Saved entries

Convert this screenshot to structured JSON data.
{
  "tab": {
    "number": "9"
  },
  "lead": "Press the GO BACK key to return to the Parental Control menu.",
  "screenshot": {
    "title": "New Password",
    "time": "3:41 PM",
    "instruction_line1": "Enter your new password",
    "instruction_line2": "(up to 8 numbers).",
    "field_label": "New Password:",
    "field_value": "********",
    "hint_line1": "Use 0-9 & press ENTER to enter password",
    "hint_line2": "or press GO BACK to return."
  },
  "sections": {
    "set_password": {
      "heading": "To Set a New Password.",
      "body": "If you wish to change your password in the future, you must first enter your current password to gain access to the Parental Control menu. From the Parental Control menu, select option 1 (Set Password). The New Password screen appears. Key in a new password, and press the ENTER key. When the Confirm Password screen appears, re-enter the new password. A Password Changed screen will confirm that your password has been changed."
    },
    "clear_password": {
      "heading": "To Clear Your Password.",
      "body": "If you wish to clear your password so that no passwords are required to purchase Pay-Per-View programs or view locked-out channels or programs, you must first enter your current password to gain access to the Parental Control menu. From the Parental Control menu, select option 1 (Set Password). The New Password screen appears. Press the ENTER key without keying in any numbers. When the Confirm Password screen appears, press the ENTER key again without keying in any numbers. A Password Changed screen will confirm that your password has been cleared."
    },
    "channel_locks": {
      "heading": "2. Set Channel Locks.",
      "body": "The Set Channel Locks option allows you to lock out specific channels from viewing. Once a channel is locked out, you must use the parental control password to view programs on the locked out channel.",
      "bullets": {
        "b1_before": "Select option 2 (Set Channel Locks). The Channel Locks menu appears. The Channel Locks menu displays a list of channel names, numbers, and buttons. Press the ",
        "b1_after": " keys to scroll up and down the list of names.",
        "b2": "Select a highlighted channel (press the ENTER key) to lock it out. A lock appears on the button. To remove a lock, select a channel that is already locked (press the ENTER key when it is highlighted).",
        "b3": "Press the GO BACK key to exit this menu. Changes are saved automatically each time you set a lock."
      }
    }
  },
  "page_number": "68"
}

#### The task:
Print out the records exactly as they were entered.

#### Answer box:
Convert this screenshot to structured JSON data.
{
  "tab": {
    "number": "9"
  },
  "lead": "Press the GO BACK key to return to the Parental Control menu.",
  "screenshot": {
    "title": "New Password",
    "time": "3:41 PM",
    "instruction_line1": "Enter your new password",
    "instruction_line2": "(up to 8 numbers).",
    "field_label": "New Password:",
    "field_value": "********",
    "hint_line1": "Use 0-9 & press ENTER to enter password",
    "hint_line2": "or press GO BACK to return."
  },
  "sections": {
    "set_password": {
      "heading": "To Set a New Password.",
      "body": "If you wish to change your password in the future, you must first enter your current password to gain access to the Parental Control menu. From the Parental Control menu, select option 1 (Set Password). The New Password screen appears. Key in a new password, and press the ENTER key. When the Confirm Password screen appears, re-enter the new password. A Password Changed screen will confirm that your password has been changed."
    },
    "clear_password": {
      "heading": "To Clear Your Password.",
      "body": "If you wish to clear your password so that no passwords are required to purchase Pay-Per-View programs or view locked-out channels or programs, you must first enter your current password to gain access to the Parental Control menu. From the Parental Control menu, select option 1 (Set Password). The New Password screen appears. Press the ENTER key without keying in any numbers. When the Confirm Password screen appears, press the ENTER key again without keying in any numbers. A Password Changed screen will confirm that your password has been cleared."
    },
    "channel_locks": {
      "heading": "2. Set Channel Locks.",
      "body": "The Set Channel Locks option allows you to lock out specific channels from viewing. Once a channel is locked out, you must use the parental control password to view programs on the locked out channel.",
      "bullets": {
        "b1_before": "Select option 2 (Set Channel Locks). The Channel Locks menu appears. The Channel Locks menu displays a list of channel names, numbers, and buttons. Press the ",
        "b1_after": " keys to scroll up and down the list of names.",
        "b2": "Select a highlighted channel (press the ENTER key) to lock it out. A lock appears on the button. To remove a lock, select a channel that is already locked (press the ENTER key when it is highlighted).",
        "b3": "Press the GO BACK key to exit this menu. Changes are saved automatically each time you set a lock."
      }
    }
  },
  "page_number": "68"
}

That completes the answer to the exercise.